This GP Practice is involved in teaching doctors. If you see a medical student during a consultation, they may be given supervised access to your medical record. We will not use or share your personal health information for research or teaching unless you have given your permission. Medical students are bound by the same rules of confidentiality as every other staff member.
Other Places Where Patient Information is Sent?
GPs must keep the health authority up to date with all registration changes: new patients and patients who leave the Practice or pass away. We also notify the CCG or public health departments of certain procedures that we perform and are paid for on an individual basis (e.g. minor surgery). This information does not include any information that could be used to identify the patient. Other limited information may be shared to help organise national programmes for public health such as childhood immunisations, cervical smear tests and breast screening.
Social Services, the Benefits Agency and other agencies may require medical reports on you from time to time. These will often be accompanied by your signed consent to disclose information. Failure to co-operate with these agencies can lead to patients' loss of benefit or other support. However, if we have not received your signed consent we will not normally disclose information about you.
The law courts can also insist that a GP discloses medical records to them. Doctors cannot refuse to cooperate with the court without risking serious punishment. We are frequently asked for medical reports from a Solicitor. These must always be accompanied by the patient's signed consent before we will disclose any information. We will not normally release details about other people that are contained in your records (e.g. wife, children, parents, etc) unless we also have their consent.

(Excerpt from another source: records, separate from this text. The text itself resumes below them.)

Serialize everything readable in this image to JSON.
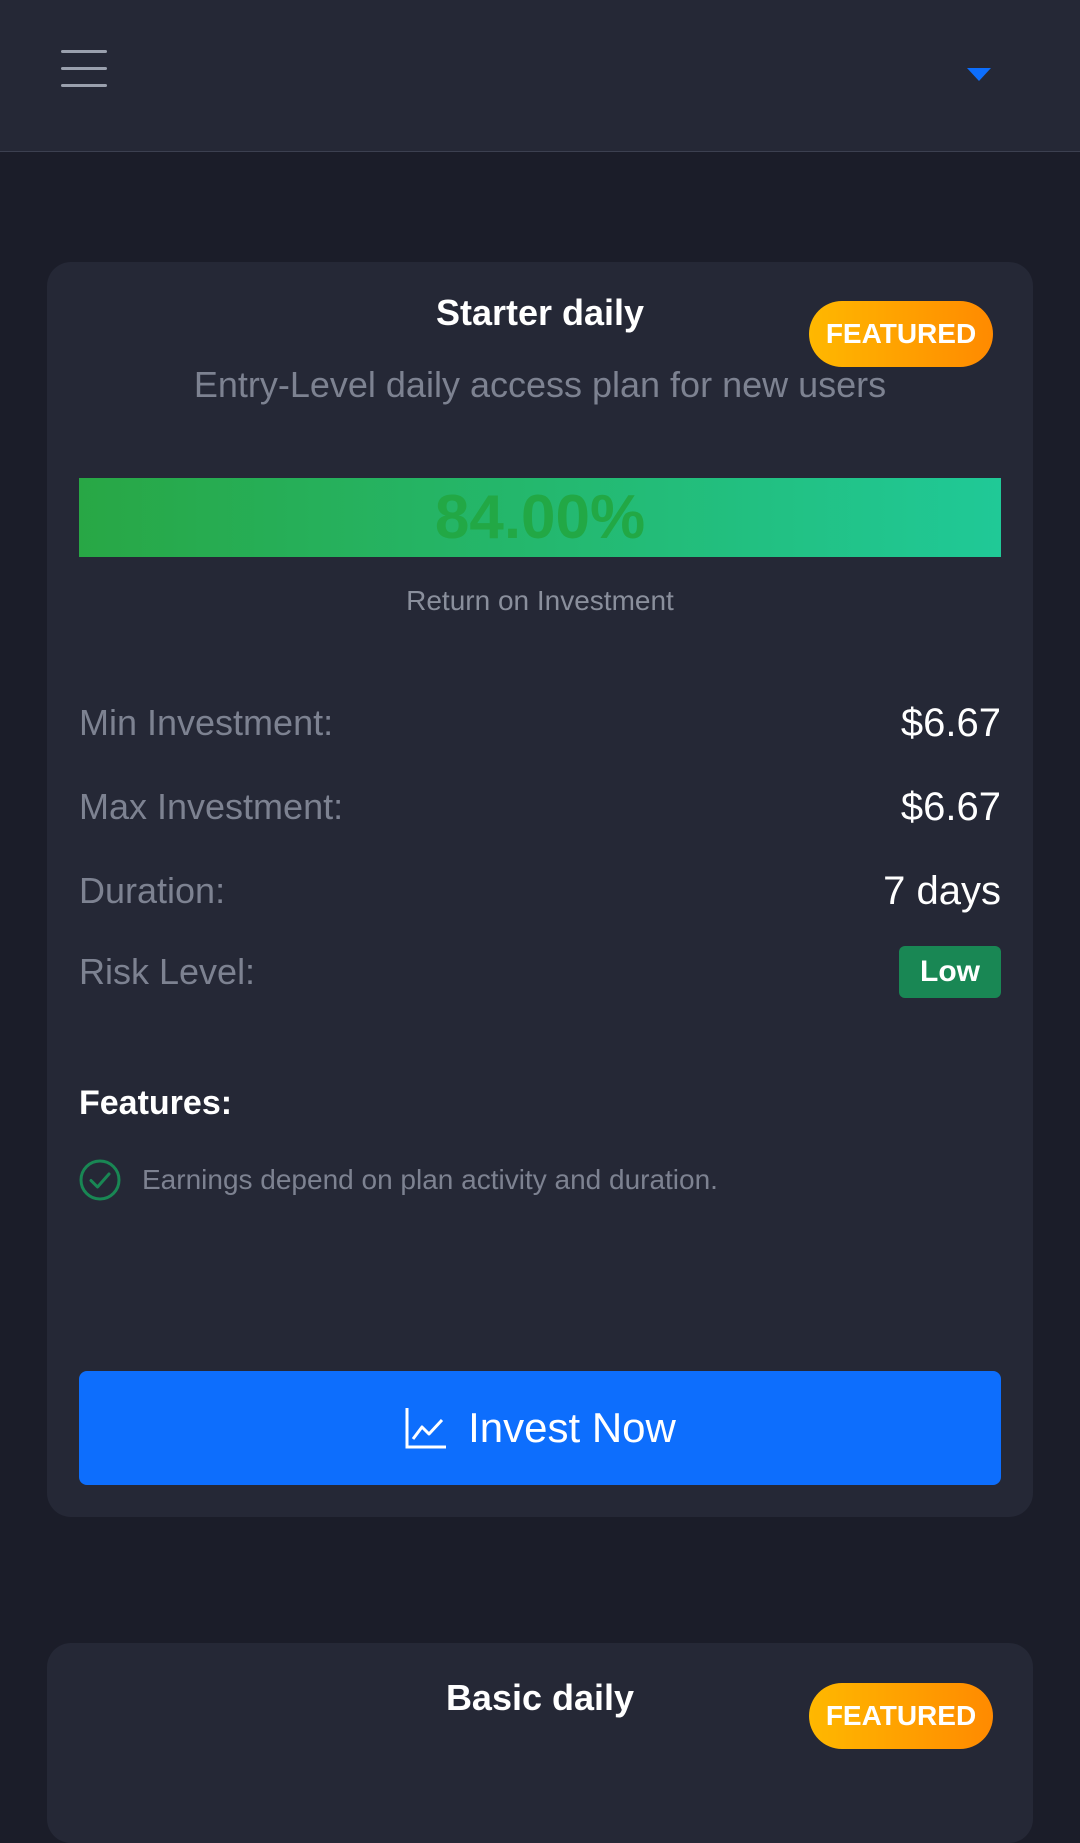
{
  "header": {
    "menu_icon": "hamburger-icon",
    "dropdown_icon": "caret-down-icon"
  },
  "plans": [
    {
      "title": "Starter daily",
      "badge": "FEATURED",
      "subtitle": "Entry-Level daily access plan for new users",
      "roi": {
        "value": "84.00%",
        "label": "Return on Investment"
      },
      "details": {
        "min_label": "Min Investment:",
        "min_value": "$6.67",
        "max_label": "Max Investment:",
        "max_value": "$6.67",
        "duration_label": "Duration:",
        "duration_value": "7 days",
        "risk_label": "Risk Level:",
        "risk_value": "Low"
      },
      "features_title": "Features:",
      "features": [
        {
          "icon": "check-circle-icon",
          "text": "Earnings depend on plan activity and duration."
        }
      ],
      "cta": {
        "icon": "chart-line-icon",
        "label": "Invest Now"
      }
    },
    {
      "title": "Basic daily",
      "badge": "FEATURED"
    }
  ],
  "colors": {
    "background": "#1b1d29",
    "card": "#252836",
    "primary": "#0d6efd",
    "success": "#198754",
    "badge_gradient": [
      "#ffb800",
      "#ff8a00"
    ],
    "roi_gradient": [
      "#28a745",
      "#20c997"
    ]
  }
}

Life Assurance companies may request a medical report on prospective clients from the GP. These must always be accompanied by the patient's signed consent before we will disclose any information. GPs must disclose all relevant medical conditions unless you ask us not to do so. In such circumstances, we would need to inform the insurance company that you have instructed us not to make a full disclosure to them. You have the right, should you request it, to see reports to insurance companies or employers before they are sent.
Sometimes the law requires us to pass on information to other organisations. For example, we have to report all births, deaths and certain crimes or infectious diseases (e.g. Meningitis and measles but not HIV/AIDS) for public health reasons. The NHS Central Register for England & Wales contains basic personal details of all patients registered with a general practitioner. The Register does not contain clinical information.
How to View Your Medical Records
We are required by law to allow you access to your medical records. If you wish to see your records or would like copies of them, please request this in writing to our Practice Manager. We are allowed by law to charge a fee to cover our administration and costs.
What We Will Not Do
To protect your confidentiality, we will not disclose any medical information over the telephone or fax unless we are sure that we are talking to you. This means that we will not disclose information to your family, friends and colleagues about any medical matters at all, unless we know that we have your consent to do so.
Finally, if you have any further queries, comments or complaints about confidentiality and your medical records, then please write to the Practice Manager or talk to your GP.